Friday, October 29, 2010

Rethinking Grace and Truth

While hanging out with the YMCP cohort, Marko made a passing comment last night in response to a dichotomy I had made between grace and truth:

"Grace isn't the opposite of truth. Grace and truth go hand in hand. Maybe permissiveness could be the opposite of truth, but permissiveness isn't grace."

I think I'd heard the question, "are you a 'grace' person or a 'truth' person?" enough in my context that this false dichotomy had sunk itself into my thinking. What people were really asking with this question was, "are you a nice person who passively allows people to sin, or are you a mean person who calls people out on their crap and makes them feel bad?" I never knew how to answer the question. I didn't want either to be me, and I don't see Jesus doing either in Scripture. I want to say that I'm in the process of seeing and embracing both grace and truth.

Grace is so much more than being permissive about sin.
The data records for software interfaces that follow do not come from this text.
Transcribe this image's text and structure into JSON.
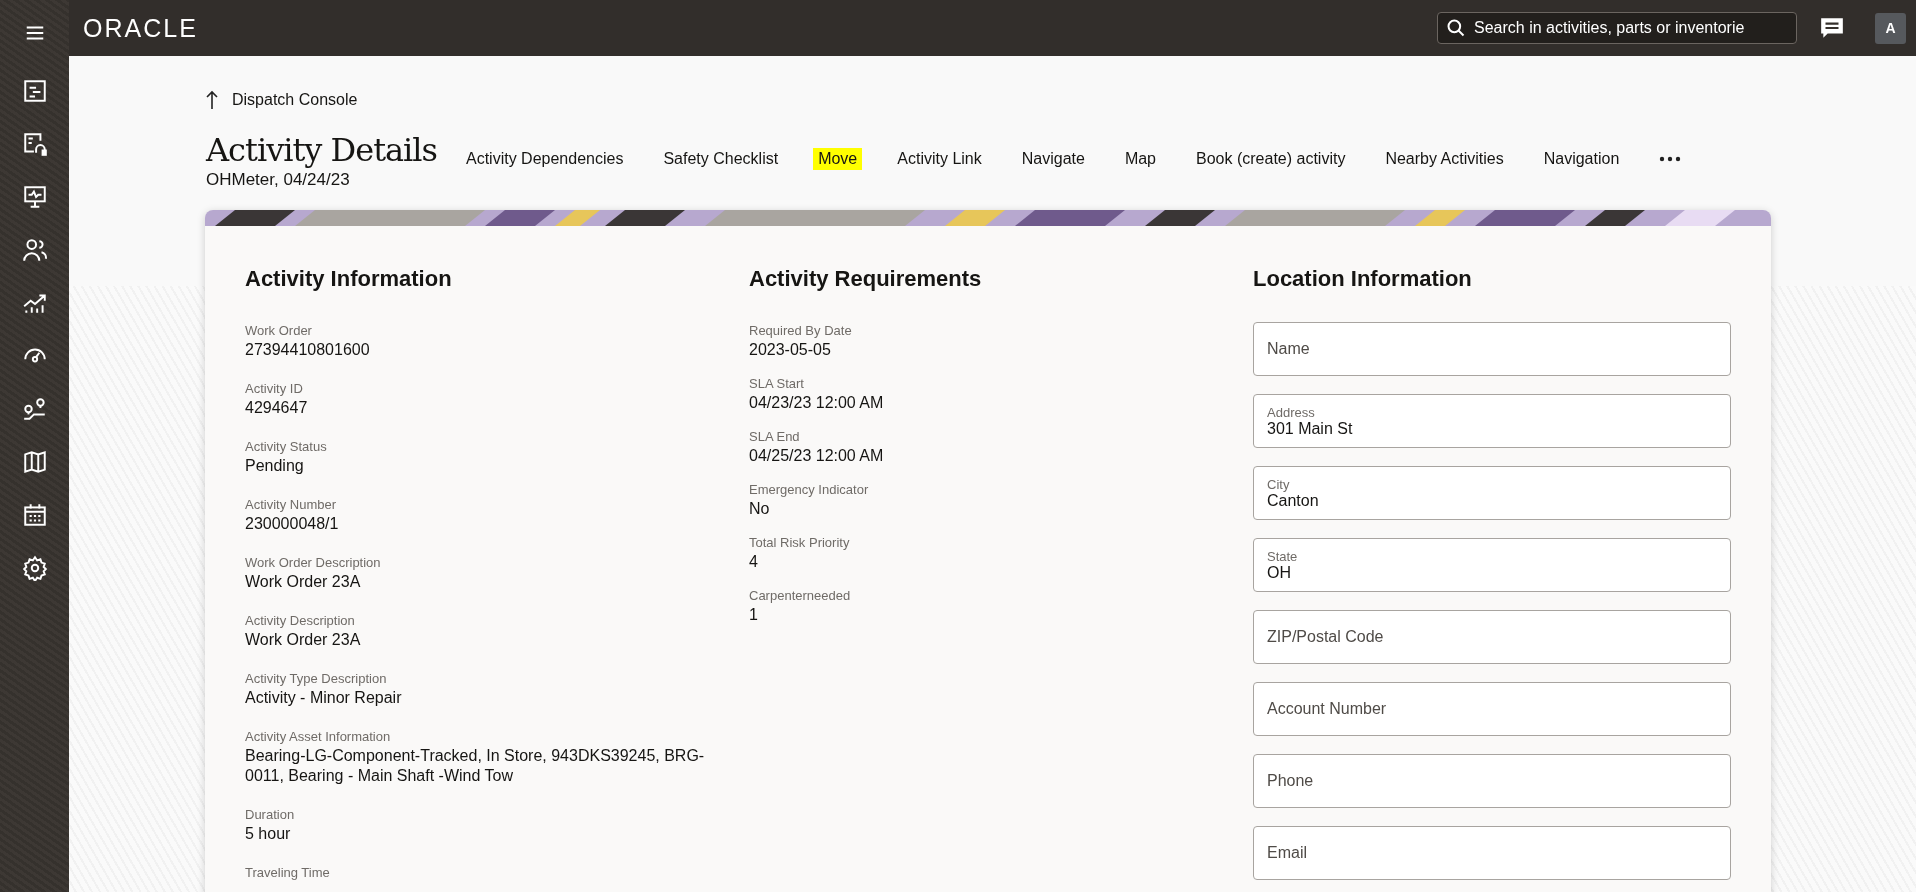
{
  "topbar": {
    "logo": "ORACLE",
    "search": {
      "placeholder": "Search in activities, parts or inventorie"
    },
    "avatar": "A"
  },
  "back_link": "Dispatch Console",
  "title": "Activity Details",
  "subtitle": "OHMeter, 04/24/23",
  "actions": [
    {
      "label": "Activity Dependencies",
      "highlighted": false
    },
    {
      "label": "Safety Checklist",
      "highlighted": false
    },
    {
      "label": "Move",
      "highlighted": true
    },
    {
      "label": "Activity Link",
      "highlighted": false
    },
    {
      "label": "Navigate",
      "highlighted": false
    },
    {
      "label": "Map",
      "highlighted": false
    },
    {
      "label": "Book (create) activity",
      "highlighted": false
    },
    {
      "label": "Nearby Activities",
      "highlighted": false
    },
    {
      "label": "Navigation",
      "highlighted": false
    }
  ],
  "sections": [
    {
      "title": "Activity Information",
      "fields": [
        {
          "label": "Work Order",
          "value": "27394410801600"
        },
        {
          "label": "Activity ID",
          "value": "4294647"
        },
        {
          "label": "Activity Status",
          "value": "Pending"
        },
        {
          "label": "Activity Number",
          "value": "230000048/1"
        },
        {
          "label": "Work Order Description",
          "value": "Work Order 23A"
        },
        {
          "label": "Activity Description",
          "value": "Work Order 23A"
        },
        {
          "label": "Activity Type Description",
          "value": "Activity - Minor Repair"
        },
        {
          "label": "Activity Asset Information",
          "value": "Bearing-LG-Component-Tracked, In Store, 943DKS39245, BRG-0011, Bearing - Main Shaft -Wind Tow"
        },
        {
          "label": "Duration",
          "value": "5 hour"
        },
        {
          "label": "Traveling Time"
        }
      ]
    },
    {
      "title": "Activity Requirements",
      "fields": [
        {
          "label": "Required By Date",
          "value": "2023-05-05"
        },
        {
          "label": "SLA Start",
          "value": "04/23/23 12:00 AM"
        },
        {
          "label": "SLA End",
          "value": "04/25/23 12:00 AM"
        },
        {
          "label": "Emergency Indicator",
          "value": "No"
        },
        {
          "label": "Total Risk Priority",
          "value": "4"
        },
        {
          "label": "Carpenterneeded",
          "value": "1"
        }
      ]
    }
  ],
  "location": {
    "title": "Location Information",
    "fields": [
      {
        "label": "Name"
      },
      {
        "label": "Address",
        "value": "301 Main St"
      },
      {
        "label": "City",
        "value": "Canton"
      },
      {
        "label": "State",
        "value": "OH"
      },
      {
        "label": "ZIP/Postal Code"
      },
      {
        "label": "Account Number"
      },
      {
        "label": "Phone"
      },
      {
        "label": "Email"
      }
    ]
  }
}
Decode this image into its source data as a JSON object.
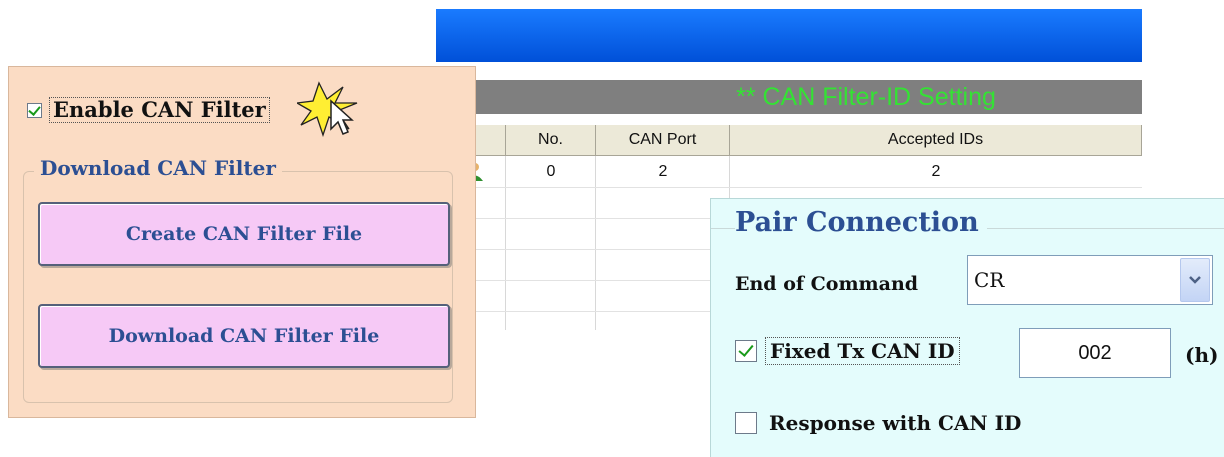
{
  "filter_panel": {
    "enable_label": "Enable CAN Filter",
    "enable_checked": true,
    "group_title": "Download CAN Filter",
    "create_button": "Create CAN Filter File",
    "download_button": "Download CAN Filter File"
  },
  "filter_table": {
    "title": "** CAN Filter-ID Setting",
    "columns": [
      "",
      "No.",
      "CAN Port",
      "Accepted IDs"
    ],
    "rows": [
      {
        "icon": "row-edit-icon",
        "no": "0",
        "can_port": "2",
        "accepted_ids": "2"
      }
    ]
  },
  "pair_connection": {
    "title": "Pair Connection",
    "end_of_command_label": "End of Command",
    "end_of_command_value": "CR",
    "fixed_tx_label": "Fixed Tx CAN ID",
    "fixed_tx_checked": true,
    "fixed_tx_value": "002",
    "hex_unit": "(h)",
    "response_label": "Response with CAN ID",
    "response_checked": false
  },
  "colors": {
    "title_bar_blue": "#0060f0",
    "filter_title_green": "#34e234",
    "button_pink": "#f6c9f6",
    "left_panel_bg": "#fbdcc4",
    "right_panel_bg": "#e4fcfc",
    "group_text_blue": "#2c4f93"
  }
}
It's the gift of life, the very breath I am breathing in this moment, the joy of having a family and a home and friends and a good cup of coffee and nearly everything in between. Yes, grace involves God's forgiveness of sin. But reducing it to this may cause us to miss out on the full richness of God's grace.

Truth, also, is so much more than just pointing out sin. It's the reality of the kingdom of God in our midst, the anchor we cling to when life seems to be falling apart, everything spoken and revealed in the person of Jesus Christ. Yes, truth may include pointing out the dark reality of sin in people's lives. But truth is grace itself; it the revelation of God to you and me.

My paradigm has shifted. The false dichotomy has been deconstructed. And even as I type this, I realize that this is both grace and truth--the realization of reality, the awareness of the deep grace-and-truth-filled love of Jesus permeating the present.


  1. This reminds me of the struggles of the Churches in Revelation. Are we like Ephesus, that is so concerned about the truth that it has forgotten it's first love. Or are we like Thyatira that has many good works, love, faith, service and patient endurance, but we are tolerating immoral behavior. Definitely a struggle to be a person of both truth and grace. If you are a person of truth you are accused of being judgmental. If you tolerate sin, then, well, much too much to say on that in this already too long of a comment. Anyone that finds this balance is like the Church of Philadelphia, and I sure would like to know how they accomplished it in real life practice.

  2. Jeanne, great thoughts, but I wonder if you're still seeing grace and truth as opposites, like two sides of the pendulum. It's less like a balancing act on a teeter-totter and more like fully embracing both with a big hug, each arm wrapped around them.

  3. Maybe I don't understand, yet. I'll keep working on it. Maybe one day I can share a scenario that prompted my first comment and you can help me see it in a different light.

  4. Great point. The tag line of a ministry in Denver for people who struggle with sexual sin is, "100% grace, 100% truth." They do go hand in hand, and when we lesson one, the other is weakened as well. No truth? No need for grace. No grace? Truth then creates burdens we are not intended to bear.